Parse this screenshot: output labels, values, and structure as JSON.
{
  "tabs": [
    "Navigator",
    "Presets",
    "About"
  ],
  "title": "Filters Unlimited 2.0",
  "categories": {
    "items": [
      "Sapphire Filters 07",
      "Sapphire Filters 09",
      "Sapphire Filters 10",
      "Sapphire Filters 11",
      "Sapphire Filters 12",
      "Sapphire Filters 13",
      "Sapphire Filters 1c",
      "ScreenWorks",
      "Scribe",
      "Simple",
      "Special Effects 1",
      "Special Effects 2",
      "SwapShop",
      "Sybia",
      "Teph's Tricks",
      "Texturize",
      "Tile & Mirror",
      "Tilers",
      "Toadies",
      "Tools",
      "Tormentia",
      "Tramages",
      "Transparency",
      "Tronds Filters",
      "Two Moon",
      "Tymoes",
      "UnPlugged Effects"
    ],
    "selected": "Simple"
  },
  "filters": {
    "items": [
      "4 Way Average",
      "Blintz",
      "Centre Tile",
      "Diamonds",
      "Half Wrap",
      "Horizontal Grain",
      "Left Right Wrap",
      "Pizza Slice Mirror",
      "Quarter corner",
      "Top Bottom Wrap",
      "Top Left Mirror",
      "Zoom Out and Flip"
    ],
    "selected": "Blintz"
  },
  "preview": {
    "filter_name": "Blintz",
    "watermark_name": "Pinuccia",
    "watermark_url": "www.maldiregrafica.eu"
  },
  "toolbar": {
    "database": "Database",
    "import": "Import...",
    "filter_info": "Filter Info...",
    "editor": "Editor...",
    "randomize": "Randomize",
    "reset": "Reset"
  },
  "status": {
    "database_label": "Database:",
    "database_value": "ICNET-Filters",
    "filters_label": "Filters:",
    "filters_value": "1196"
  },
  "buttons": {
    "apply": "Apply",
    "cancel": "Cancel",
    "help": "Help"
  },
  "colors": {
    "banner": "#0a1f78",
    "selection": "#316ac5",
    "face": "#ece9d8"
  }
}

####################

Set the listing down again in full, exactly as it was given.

Parse this screenshot: output labels, values, and structure as JSON.
{
  "tabs": [
    "Navigator",
    "Presets",
    "About"
  ],
  "title": "Filters Unlimited 2.0",
  "categories": {
    "items": [
      "Sapphire Filters 07",
      "Sapphire Filters 09",
      "Sapphire Filters 10",
      "Sapphire Filters 11",
      "Sapphire Filters 12",
      "Sapphire Filters 13",
      "Sapphire Filters 1c",
      "ScreenWorks",
      "Scribe",
      "Simple",
      "Special Effects 1",
      "Special Effects 2",
      "SwapShop",
      "Sybia",
      "Teph's Tricks",
      "Texturize",
      "Tile & Mirror",
      "Tilers",
      "Toadies",
      "Tools",
      "Tormentia",
      "Tramages",
      "Transparency",
      "Tronds Filters",
      "Two Moon",
      "Tymoes",
      "UnPlugged Effects"
    ],
    "selected": "Simple"
  },
  "filters": {
    "items": [
      "4 Way Average",
      "Blintz",
      "Centre Tile",
      "Diamonds",
      "Half Wrap",
      "Horizontal Grain",
      "Left Right Wrap",
      "Pizza Slice Mirror",
      "Quarter corner",
      "Top Bottom Wrap",
      "Top Left Mirror",
      "Zoom Out and Flip"
    ],
    "selected": "Blintz"
  },
  "preview": {
    "filter_name": "Blintz",
    "watermark_name": "Pinuccia",
    "watermark_url": "www.maldiregrafica.eu"
  },
  "toolbar": {
    "database": "Database",
    "import": "Import...",
    "filter_info": "Filter Info...",
    "editor": "Editor...",
    "randomize": "Randomize",
    "reset": "Reset"
  },
  "status": {
    "database_label": "Database:",
    "database_value": "ICNET-Filters",
    "filters_label": "Filters:",
    "filters_value": "1196"
  },
  "buttons": {
    "apply": "Apply",
    "cancel": "Cancel",
    "help": "Help"
  },
  "colors": {
    "banner": "#0a1f78",
    "selection": "#316ac5",
    "face": "#ece9d8"
  }
}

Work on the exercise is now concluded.